In his 1797 will, John left "the plantation that I now live on, containing two hundred and seventy-one acres, be the same more or less" to his son William. This 271 acres was presumably composed of the original tract of 213 acres he purchased from Benjamin Borden in 1743 and an adjoining 61 acres purchased from his son-in-law and daughter, Arthur and Mary (Walker) Grimes/Graham, in 1771. Unaccounted for are the remainders of the 392 acre tract he owned in Botetourt County and 95 acre tract he purchased from Anthony and Elizabeth Kelly in 1780. It is possible the deeds disposing of this property during John's lifetime were overlooked when the records of these counties were consulted. It is also possible these lands are part of the remainder of his estate he directed to be divided between his children and grandchildren after his debts and funeral expenses were paid. These deeds may be outside the higher end of the period reviewed which was about 1800. There is also the third possibility the deeds selling these two tracts were not recorded. Whatever the case, reviewing the land records and extending the time period covered needs to be done to sow up these loose ends in his land ownership history.
There are also several deeds for a John Walker purchasing property on Walkers Creek in 1778. Initially these were thought to be purchases made by Gunstocker John, however in reviewing the timeline of these purchases and their subsequent dispositions these are now thought to involve his son John who died shortly before him.
White says John's occupation was gunstocking and that appears to be correct. He is identified as "Gunstocker John Walker" in the 1780 patent of his son John Walker's land adjoining his on Walker's Creek as well as in some Rockbridge County tax list. As a gunstocker, John practiced the art of carving gun stocks from wood and attaching them to barrels. But this was not his only skill, the Rockbridge County tax lists also refer to him as a blacksmith which was probably his primary profession and one shared by his brother "Sawney" Alexander, his cousin Alexander, and several of his sons.
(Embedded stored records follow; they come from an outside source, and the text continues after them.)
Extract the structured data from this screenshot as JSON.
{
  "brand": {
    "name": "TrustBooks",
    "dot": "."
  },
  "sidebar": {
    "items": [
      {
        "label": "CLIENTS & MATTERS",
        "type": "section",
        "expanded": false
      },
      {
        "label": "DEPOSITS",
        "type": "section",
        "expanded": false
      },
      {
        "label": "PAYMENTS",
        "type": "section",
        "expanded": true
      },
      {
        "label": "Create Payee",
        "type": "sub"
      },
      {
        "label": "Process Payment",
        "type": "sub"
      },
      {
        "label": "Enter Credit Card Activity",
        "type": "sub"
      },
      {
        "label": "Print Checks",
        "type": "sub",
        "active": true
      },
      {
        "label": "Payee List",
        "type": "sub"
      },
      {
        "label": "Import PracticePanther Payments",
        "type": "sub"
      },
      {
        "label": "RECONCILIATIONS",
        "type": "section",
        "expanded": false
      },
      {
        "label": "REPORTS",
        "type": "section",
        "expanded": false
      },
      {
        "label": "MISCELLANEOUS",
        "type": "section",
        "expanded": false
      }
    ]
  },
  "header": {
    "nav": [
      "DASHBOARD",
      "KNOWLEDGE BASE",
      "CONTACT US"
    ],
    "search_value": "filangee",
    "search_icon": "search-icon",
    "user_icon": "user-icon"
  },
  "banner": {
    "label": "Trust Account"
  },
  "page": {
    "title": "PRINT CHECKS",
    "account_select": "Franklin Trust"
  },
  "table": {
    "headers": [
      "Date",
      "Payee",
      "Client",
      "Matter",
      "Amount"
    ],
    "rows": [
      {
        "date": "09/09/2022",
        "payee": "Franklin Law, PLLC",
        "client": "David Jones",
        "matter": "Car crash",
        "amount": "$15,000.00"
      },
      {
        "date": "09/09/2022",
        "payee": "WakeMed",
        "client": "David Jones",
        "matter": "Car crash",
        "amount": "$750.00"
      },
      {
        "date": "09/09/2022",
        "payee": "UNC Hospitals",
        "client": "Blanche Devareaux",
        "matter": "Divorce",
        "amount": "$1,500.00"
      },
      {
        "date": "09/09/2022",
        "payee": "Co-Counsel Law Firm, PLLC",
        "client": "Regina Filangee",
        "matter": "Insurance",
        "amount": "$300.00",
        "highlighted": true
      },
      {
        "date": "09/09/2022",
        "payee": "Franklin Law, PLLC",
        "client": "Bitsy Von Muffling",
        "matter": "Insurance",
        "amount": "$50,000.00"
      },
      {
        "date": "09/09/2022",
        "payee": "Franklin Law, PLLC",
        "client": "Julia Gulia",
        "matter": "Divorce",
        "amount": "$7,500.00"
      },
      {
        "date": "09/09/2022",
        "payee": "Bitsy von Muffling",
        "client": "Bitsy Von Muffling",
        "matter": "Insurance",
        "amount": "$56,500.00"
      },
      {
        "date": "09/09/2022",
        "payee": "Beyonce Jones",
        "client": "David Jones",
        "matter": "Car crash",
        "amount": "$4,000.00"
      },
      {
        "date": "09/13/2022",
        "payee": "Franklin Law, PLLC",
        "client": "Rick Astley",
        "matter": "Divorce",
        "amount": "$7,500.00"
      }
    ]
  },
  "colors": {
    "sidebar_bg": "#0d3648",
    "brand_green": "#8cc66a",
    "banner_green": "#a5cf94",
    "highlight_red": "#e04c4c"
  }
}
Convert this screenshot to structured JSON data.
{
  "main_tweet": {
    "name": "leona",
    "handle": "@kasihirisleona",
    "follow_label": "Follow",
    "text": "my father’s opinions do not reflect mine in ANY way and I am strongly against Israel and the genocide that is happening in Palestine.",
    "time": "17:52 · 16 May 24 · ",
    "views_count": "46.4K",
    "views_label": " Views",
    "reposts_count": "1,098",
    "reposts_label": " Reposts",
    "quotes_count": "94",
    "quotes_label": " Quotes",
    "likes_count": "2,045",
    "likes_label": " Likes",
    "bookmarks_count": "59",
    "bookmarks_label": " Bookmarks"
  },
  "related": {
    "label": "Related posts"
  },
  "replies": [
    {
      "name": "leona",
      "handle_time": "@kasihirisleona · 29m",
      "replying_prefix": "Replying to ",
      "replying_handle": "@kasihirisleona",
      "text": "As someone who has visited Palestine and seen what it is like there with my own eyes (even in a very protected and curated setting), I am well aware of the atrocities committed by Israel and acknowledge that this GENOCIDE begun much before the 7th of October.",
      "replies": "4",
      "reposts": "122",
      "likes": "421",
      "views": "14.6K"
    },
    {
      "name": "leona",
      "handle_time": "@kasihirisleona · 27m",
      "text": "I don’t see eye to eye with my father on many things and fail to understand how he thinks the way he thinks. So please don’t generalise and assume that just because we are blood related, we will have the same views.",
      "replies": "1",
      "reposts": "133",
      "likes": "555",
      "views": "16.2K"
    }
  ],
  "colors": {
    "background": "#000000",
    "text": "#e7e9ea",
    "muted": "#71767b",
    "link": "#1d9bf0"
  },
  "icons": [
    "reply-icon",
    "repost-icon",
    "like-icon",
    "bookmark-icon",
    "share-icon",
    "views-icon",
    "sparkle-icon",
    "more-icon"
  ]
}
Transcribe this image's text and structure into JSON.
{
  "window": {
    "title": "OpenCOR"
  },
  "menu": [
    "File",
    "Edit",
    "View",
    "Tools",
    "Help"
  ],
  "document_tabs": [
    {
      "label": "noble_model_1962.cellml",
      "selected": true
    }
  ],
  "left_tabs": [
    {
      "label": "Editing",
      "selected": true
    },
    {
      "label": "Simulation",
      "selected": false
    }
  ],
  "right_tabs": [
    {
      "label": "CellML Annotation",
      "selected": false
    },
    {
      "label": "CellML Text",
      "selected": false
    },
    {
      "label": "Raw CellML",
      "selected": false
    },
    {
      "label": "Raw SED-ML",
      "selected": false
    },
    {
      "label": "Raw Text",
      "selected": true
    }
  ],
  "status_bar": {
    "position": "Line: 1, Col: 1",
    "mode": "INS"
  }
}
Gunstocking would have been a nice compliment to his smithing and it may be he was exceptionally skilled at it since he was known predominantly as a gunstocker and not as a blacksmith. A ledger covering the years 1788-1795 for a John Walker who was a blacksmith in Rockbridge County is in the collection of the Wisconsin Historical Society. This was probably Gunstocker John's ledger. His son John, also a blacksmith but known as a gunsmith, died in 1794 leaving his father as the only candidate in the area. John would have been close to 80 years old in 1795, a rather advanced age for a man to still be working as a blacksmith. It is possible by the time period the ledger covers John had taken on more of a managerial role of his blacksmith shop with his adult sons doing the actual work. The ledger records the repair of everyday household items for his customers as the crafting items such as: gate hinges, fire dogs, broad axes, "plow shields," "tommy hawks," and, of course, gun barrels.
1. Complete documentation
2. Discussion of birth order of children